Denver’s recently-announced hike will put its minimum wage among some of the highest in the nation: the standard rate will reach $18.29 per hour in January, and the tipped minimum wage will be $15.27 per hour.
As a result of recent historic inflation, Denver has departed from the state’s more modest wage laws and seen its minimum wage skyrocket to rival the hourly rates of San Francisco and Seattle. As a result, Denver’s drastic departure from the more moderate state increases have cost the city in terms of affected industries’ recovery from the pandemic.
Until 2020, Denver followed Colorado’s state minimum wage laws, which raised the required hourly rate by $0.90 every year beginning in 2007, currently totalling $13.65 per hour. Beginning in 2020, the City and County of Denver passed its own minimum wage law to hurtle beyond the state requirements, reaching $17.29 per hour this year.
The leisure and hospitality industry, which employs the majority of minimum wage earners, has taken a serious hit in the capital compared to the rest of the state in the years following the new ordinance. Despite outperforming the state in terms of leisure and hospitality employment growth prior to the higher wage mandate going into effect in 2020, the city saw staggeringly larger employment losses (31% of industry jobs lost) due to the pandemic compared to the rest of the state (21% of industry jobs lost).

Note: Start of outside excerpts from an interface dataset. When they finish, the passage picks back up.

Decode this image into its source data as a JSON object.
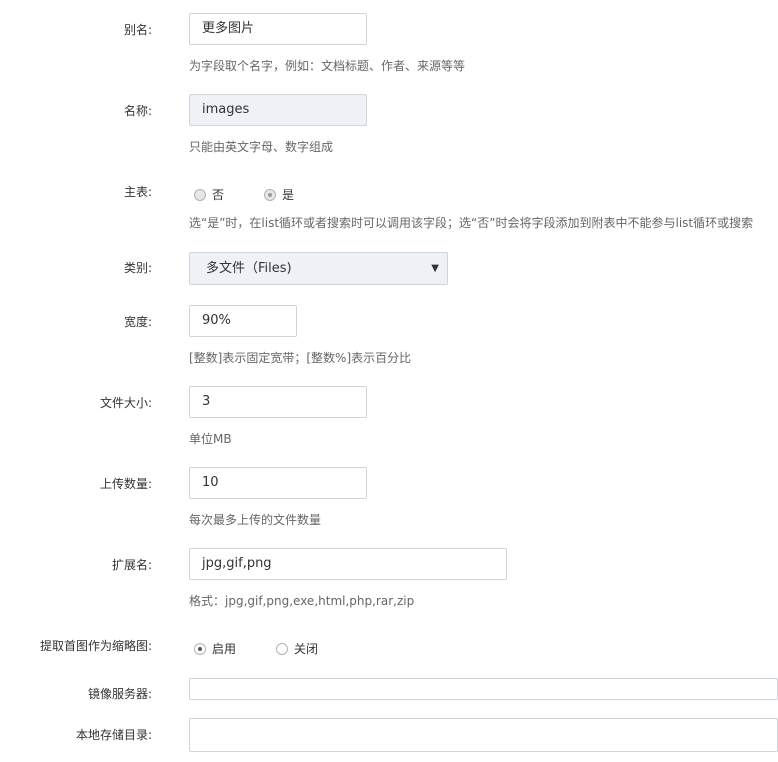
{
  "fields": {
    "alias": {
      "label": "别名:",
      "value": "更多图片",
      "help": "为字段取个名字，例如：文档标题、作者、来源等等"
    },
    "name": {
      "label": "名称:",
      "value": "images",
      "help": "只能由英文字母、数字组成"
    },
    "main_table": {
      "label": "主表:",
      "options": [
        "否",
        "是"
      ],
      "selected": "是",
      "help": "选“是”时，在list循环或者搜索时可以调用该字段；选“否”时会将字段添加到附表中不能参与list循环或搜索"
    },
    "category": {
      "label": "类别:",
      "value": "多文件（Files)"
    },
    "width": {
      "label": "宽度:",
      "value": "90%",
      "help": "[整数]表示固定宽带；[整数%]表示百分比"
    },
    "file_size": {
      "label": "文件大小:",
      "value": "3",
      "help": "单位MB"
    },
    "upload_count": {
      "label": "上传数量:",
      "value": "10",
      "help": "每次最多上传的文件数量"
    },
    "extensions": {
      "label": "扩展名:",
      "value": "jpg,gif,png",
      "help": "格式：jpg,gif,png,exe,html,php,rar,zip"
    },
    "thumbnail": {
      "label": "提取首图作为缩略图:",
      "options": [
        "启用",
        "关闭"
      ],
      "selected": "启用"
    },
    "mirror_server": {
      "label": "镜像服务器:",
      "value": ""
    },
    "local_dir": {
      "label": "本地存储目录:",
      "value": ""
    }
  }
}
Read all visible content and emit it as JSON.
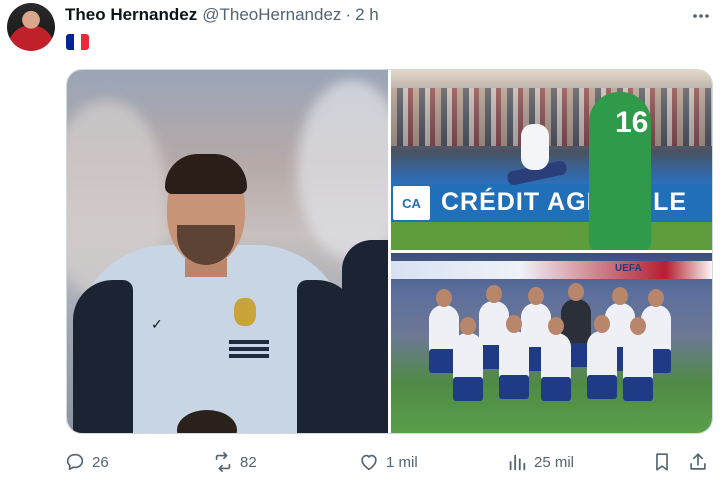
{
  "post": {
    "author_name": "Theo Hernandez",
    "author_handle": "@TheoHernandez",
    "separator": "·",
    "time": "2 h",
    "flag_colors": [
      "#002395",
      "#ffffff",
      "#ed2939"
    ]
  },
  "media": {
    "images": [
      {
        "alt": "player-portrait"
      },
      {
        "alt": "match-action",
        "board_logo": "CA",
        "board_text": "CRÉDIT AGRICOLE",
        "jersey_number": "16"
      },
      {
        "alt": "team-photo",
        "banner_text": "UEFA"
      }
    ]
  },
  "actions": {
    "replies": "26",
    "reposts": "82",
    "likes": "1 mil",
    "views": "25 mil"
  },
  "colors": {
    "text_primary": "#0f1419",
    "text_secondary": "#536471",
    "border": "#cfd9de"
  }
}
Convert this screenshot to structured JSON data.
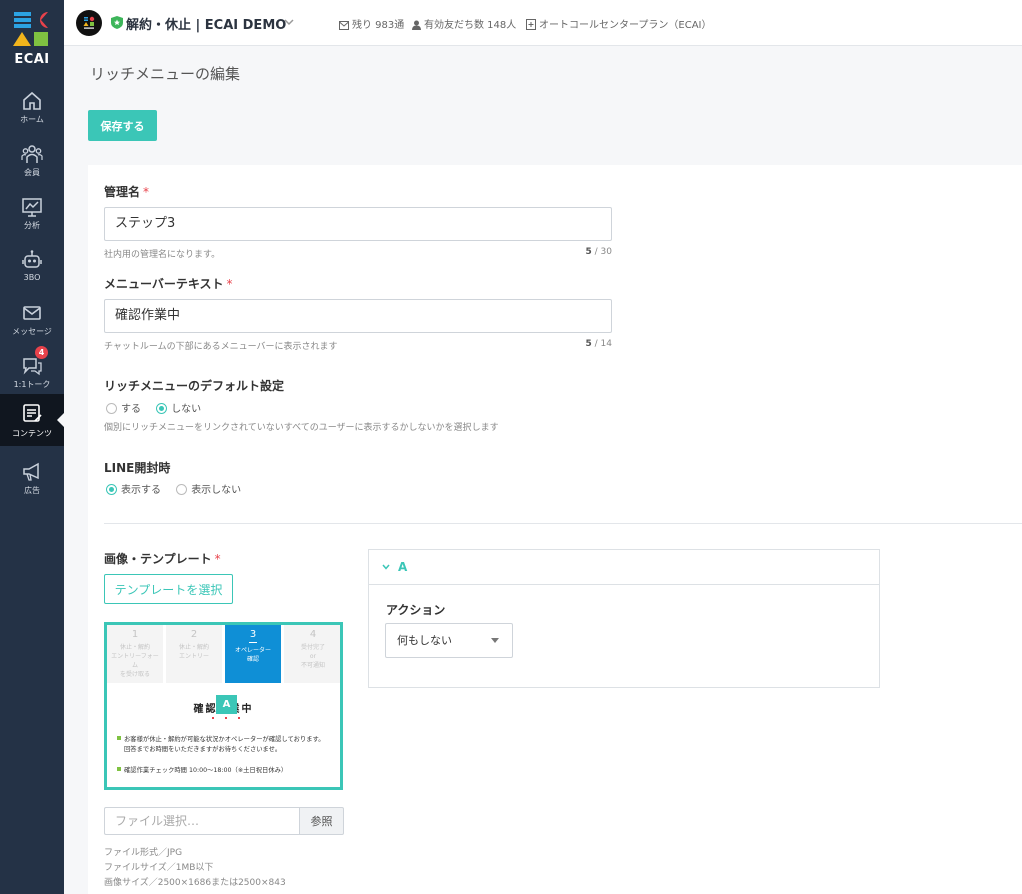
{
  "app": {
    "logo_text": "ECAI",
    "account_name": "解約・休止 | ECAI DEMO",
    "stats": [
      {
        "icon": "mail-icon",
        "text": "残り 983通"
      },
      {
        "icon": "user-icon",
        "text": "有効友だち数 148人"
      },
      {
        "icon": "plan-icon",
        "text": "オートコールセンタープラン（ECAI）"
      }
    ]
  },
  "sidebar": {
    "items": [
      {
        "label": "ホーム",
        "icon": "home-icon"
      },
      {
        "label": "会員",
        "icon": "members-icon"
      },
      {
        "label": "分析",
        "icon": "analytics-icon"
      },
      {
        "label": "3BO",
        "icon": "robot-icon"
      },
      {
        "label": "メッセージ",
        "icon": "message-icon"
      },
      {
        "label": "1:1トーク",
        "icon": "chat-icon",
        "badge": "4"
      },
      {
        "label": "コンテンツ",
        "icon": "content-icon",
        "active": true
      },
      {
        "label": "広告",
        "icon": "megaphone-icon"
      }
    ]
  },
  "page": {
    "title": "リッチメニューの編集",
    "save_label": "保存する"
  },
  "form": {
    "name": {
      "label": "管理名",
      "required": "*",
      "value": "ステップ3",
      "help": "社内用の管理名になります。",
      "count": "5",
      "max": "/ 30"
    },
    "bar_text": {
      "label": "メニューバーテキスト",
      "required": "*",
      "value": "確認作業中",
      "help": "チャットルームの下部にあるメニューバーに表示されます",
      "count": "5",
      "max": "/ 14"
    },
    "default": {
      "label": "リッチメニューのデフォルト設定",
      "options": [
        "する",
        "しない"
      ],
      "selected": "しない",
      "help": "個別にリッチメニューをリンクされていないすべてのユーザーに表示するかしないかを選択します"
    },
    "line_open": {
      "label": "LINE開封時",
      "options": [
        "表示する",
        "表示しない"
      ],
      "selected": "表示する"
    },
    "image": {
      "label": "画像・テンプレート",
      "required": "*",
      "template_button": "テンプレートを選択",
      "file_placeholder": "ファイル選択…",
      "browse_label": "参照",
      "notes": [
        "ファイル形式／JPG",
        "ファイルサイズ／1MB以下",
        "画像サイズ／2500×1686または2500×843"
      ]
    }
  },
  "preview": {
    "steps": [
      {
        "num": "1",
        "text": "休止・解約\nエントリーフォーム\nを受け取る"
      },
      {
        "num": "2",
        "text": "休止・解約\nエントリー"
      },
      {
        "num": "3",
        "text": "オペレーター\n確認",
        "active": true
      },
      {
        "num": "4",
        "text": "受付完了\nor\n不可通知"
      }
    ],
    "heading": "確認作業中",
    "marker": "A",
    "lines": [
      "お客様が休止・解約が可能な状況かオペレーターが確認しております。",
      "回答までお時間をいただきますがお待ちくださいませ。",
      "確認作業チェック時間 10:00〜18:00（※土日祝日休み）"
    ]
  },
  "action_panel": {
    "area": "A",
    "action_label": "アクション",
    "action_value": "何もしない"
  },
  "colors": {
    "accent": "#3bc6b7",
    "sidebar": "#243246",
    "step_active": "#0f8fd6",
    "badge": "#e8424b"
  }
}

Recovery in high-wage Denver has been slower too: while statewide leisure and hospitality employment have recovered nearly completely, Denver’s hospitality employment deficit in 2022 compared to 2019 is nearly three times (6.2% of 2019 hospitality employment) the size of the state’s (2.0% of 2019 hospitality employment).

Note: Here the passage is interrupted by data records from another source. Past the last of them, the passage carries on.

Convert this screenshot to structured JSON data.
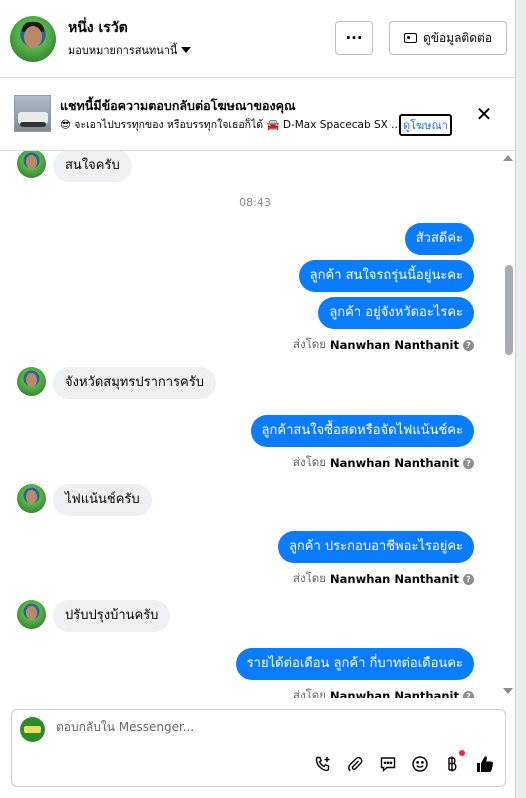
{
  "header": {
    "contact_name": "หนึ่ง เรวัต",
    "assign_label": "มอบหมายการสนทนานี้",
    "more_label": "···",
    "info_button_label": "ดูข้อมูลติดต่อ"
  },
  "ad_banner": {
    "title": "แชทนี้มีข้อความตอบกลับต่อโฆษณาของคุณ",
    "subtitle": "😎 จะเอาไปบรรทุกของ หรือบรรทุกใจเธอก็ได้ 🚘 D-Max Spacecab SX ...",
    "link_label": "ดูโฆษณา",
    "close_label": "✕"
  },
  "messages": {
    "m1": "สนใจครับ",
    "time": "08:43",
    "m2": "สัวสดีค่ะ",
    "m3": "ลูกค้า สนใจรถรุ่นนี้อยู่นะคะ",
    "m4": "ลูกค้า  อยู่จังหวัดอะไรคะ",
    "m5": "จังหวัดสมุทรปราการครับ",
    "m6": "ลูกค้าสนใจซื้อสดหรือจัดไฟแน้นช์คะ",
    "m7": "ไฟแน้นช์ครับ",
    "m8": "ลูกค้า ประกอบอาชีพอะไรอยู่คะ",
    "m9": "ปรับปรุงบ้านครับ",
    "m10": "รายได้ต่อเดือน ลูกค้า กี่บาทต่อเดือนคะ",
    "sent_by_prefix": "ส่งโดย",
    "sender_name": "Nanwhan Nanthanit",
    "info_glyph": "?"
  },
  "composer": {
    "placeholder": "ตอบกลับใน Messenger..."
  },
  "icons": {
    "call": "phone-plus-icon",
    "attach": "paperclip-icon",
    "saved_replies": "chat-bubble-icon",
    "emoji": "smiley-icon",
    "payment": "baht-icon",
    "like": "thumbs-up-icon"
  },
  "colors": {
    "outgoing_bubble": "#0a7cff",
    "incoming_bubble": "#eef0f2",
    "link": "#1b74e4",
    "like_button": "#050505"
  }
}
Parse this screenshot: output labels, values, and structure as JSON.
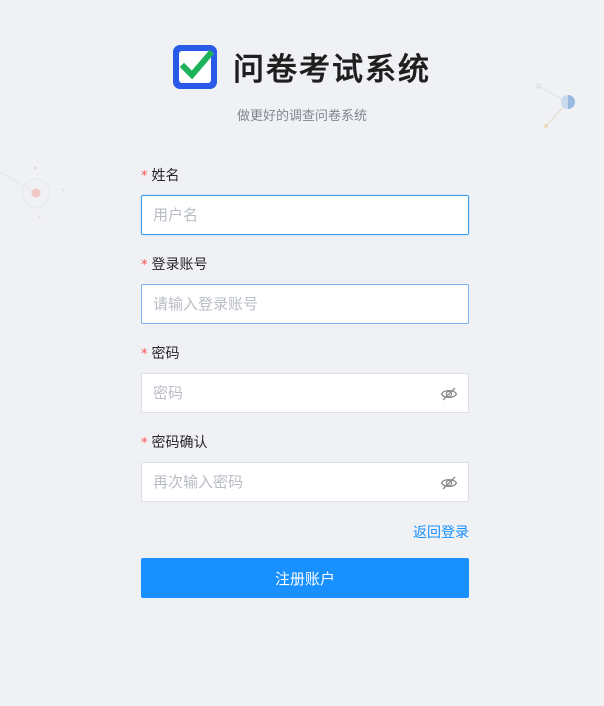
{
  "header": {
    "title": "问卷考试系统",
    "subtitle": "做更好的调查问卷系统"
  },
  "form": {
    "required_mark": "*",
    "fields": [
      {
        "label": "姓名",
        "placeholder": "用户名",
        "value": ""
      },
      {
        "label": "登录账号",
        "placeholder": "请输入登录账号",
        "value": ""
      },
      {
        "label": "密码",
        "placeholder": "密码",
        "value": ""
      },
      {
        "label": "密码确认",
        "placeholder": "再次输入密码",
        "value": ""
      }
    ],
    "back_login_label": "返回登录",
    "submit_label": "注册账户"
  },
  "colors": {
    "accent": "#1890ff",
    "logo": "#2a5be8",
    "check": "#1eb35a",
    "background": "#eff1f5"
  },
  "icons": {
    "logo": "checkbox-icon",
    "password_toggle": "eye-off-icon"
  }
}
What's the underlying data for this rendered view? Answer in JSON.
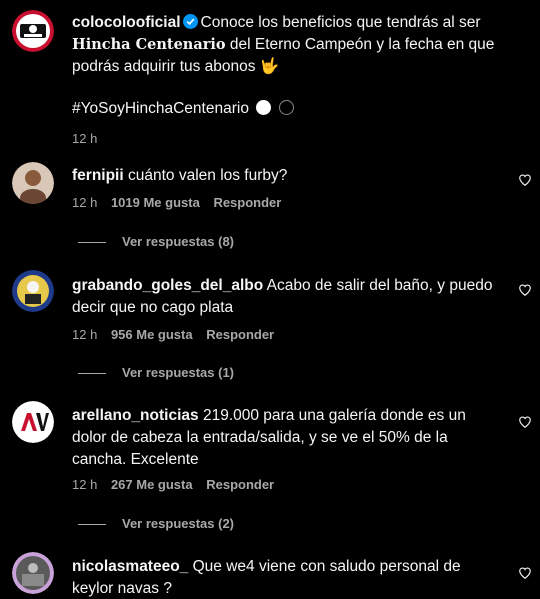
{
  "post": {
    "username": "colocolooficial",
    "caption_part1": "Conoce los beneficios que tendrás al ser ",
    "caption_bold": "Hincha Centenario",
    "caption_part2": " del Eterno Campeón y la fecha en que podrás adquirir tus abonos 🤟",
    "hashtag": "#YoSoyHinchaCentenario",
    "time": "12 h"
  },
  "comments": [
    {
      "username": "fernipii",
      "text": "cuánto valen los furby?",
      "time": "12 h",
      "likes": "1019 Me gusta",
      "reply": "Responder",
      "view_replies": "Ver respuestas (8)"
    },
    {
      "username": "grabando_goles_del_albo",
      "text": "Acabo de salir del baño, y puedo decir que no cago plata",
      "time": "12 h",
      "likes": "956 Me gusta",
      "reply": "Responder",
      "view_replies": "Ver respuestas (1)"
    },
    {
      "username": "arellano_noticias",
      "text": "219.000 para una galería donde es un dolor de cabeza la entrada/salida, y se ve el 50% de la cancha. Excelente",
      "time": "12 h",
      "likes": "267 Me gusta",
      "reply": "Responder",
      "view_replies": "Ver respuestas (2)"
    },
    {
      "username": "nicolasmateeo_",
      "text": "Que we4 viene con saludo personal de keylor navas ?"
    }
  ]
}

This has also been the case for full-service restaurants, which are also affected by Denver’s rapidly rising tipped minimum wage. Denver’s full-service restaurant employment has suffered significantly more than the industry statewide, experiencing a sharper decline in jobs due to the onset of the pandemic and slower recovery.
This finding falls in line with Metropolitan State University of Denver economist Kishore Kulkarni, who warned Denver’s newest increase could trigger additional unemployment and price inflation. Overwhelmingly, the majority of economic studies find that minimum wage increases cause job losses.

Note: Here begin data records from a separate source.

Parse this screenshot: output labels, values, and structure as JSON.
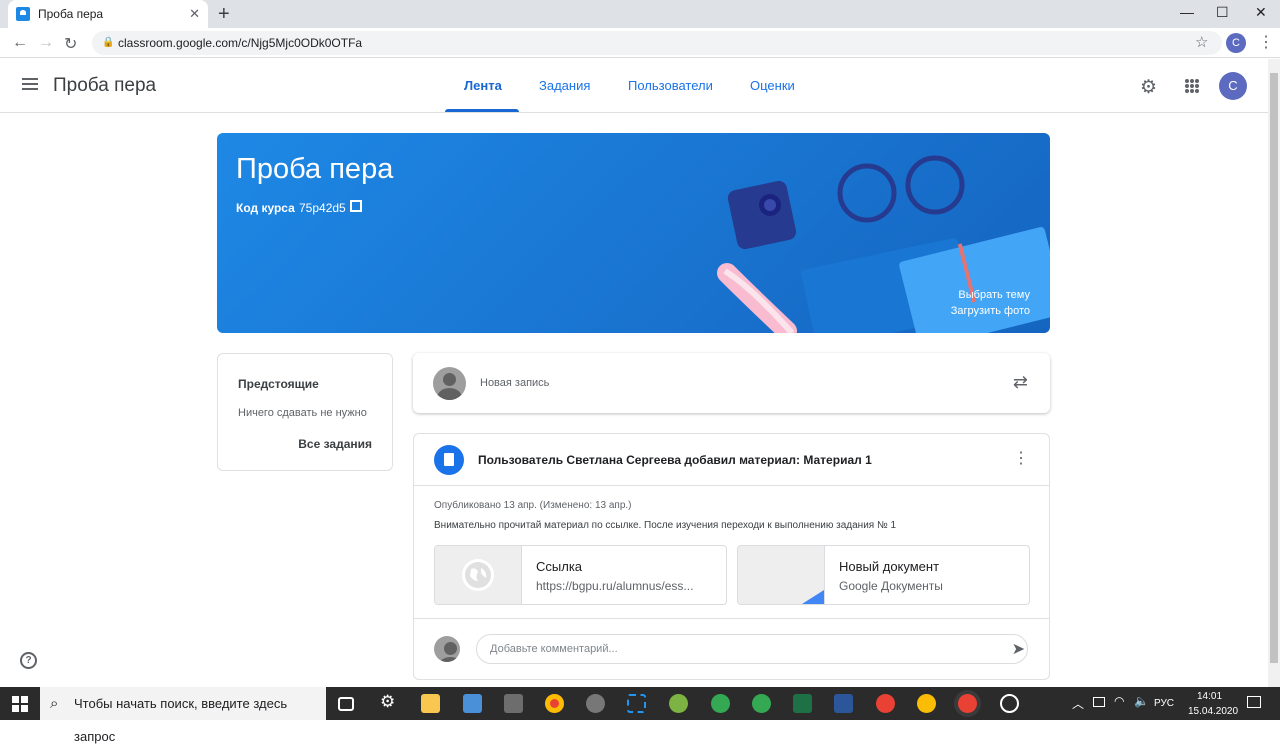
{
  "browser": {
    "tab_title": "Проба пера",
    "tab_close": "✕",
    "new_tab": "+",
    "url": "classroom.google.com/c/Njg5Mjc0ODk0OTFa",
    "profile_initial": "C",
    "win_minimize": "—",
    "win_maximize": "☐",
    "win_close": "✕"
  },
  "header": {
    "class_name": "Проба пера",
    "tabs": [
      {
        "label": "Лента"
      },
      {
        "label": "Задания"
      },
      {
        "label": "Пользователи"
      },
      {
        "label": "Оценки"
      }
    ],
    "avatar_initial": "C"
  },
  "banner": {
    "title": "Проба пера",
    "code_label": "Код курса",
    "code": "75p42d5",
    "theme_link": "Выбрать тему",
    "photo_link": "Загрузить фото"
  },
  "upcoming": {
    "title": "Предстоящие",
    "empty": "Ничего сдавать не нужно",
    "all_link": "Все задания"
  },
  "new_post": {
    "placeholder": "Новая запись"
  },
  "material": {
    "title": "Пользователь Светлана Сергеева добавил материал: Материал 1",
    "published": "Опубликовано 13 апр. (Изменено: 13 апр.)",
    "description": "Внимательно прочитай материал по ссылке. После изучения переходи к выполнению задания № 1",
    "attachments": [
      {
        "title": "Ссылка",
        "subtitle": "https://bgpu.ru/alumnus/ess..."
      },
      {
        "title": "Новый документ",
        "subtitle": "Google Документы"
      }
    ],
    "comment_placeholder": "Добавьте комментарий..."
  },
  "taskbar": {
    "search_placeholder": "Чтобы начать поиск, введите здесь запрос",
    "language": "РУС",
    "time": "14:01",
    "date": "15.04.2020"
  },
  "colors": {
    "accent": "#1a73e8",
    "banner": "#1e88e5",
    "avatar": "#5c6bc0"
  }
}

There are various factors affecting hospitality and restaurant employment, particularly surrounding the last several years and COVID-related lockdowns. Yet comparing Denver’s runaway minimum wage increases and their effects on the city’s economic recovery compared to the rest of the state suggest unbridled wage hikes could be stunting businesses’ ability to fully recover from the pandemic.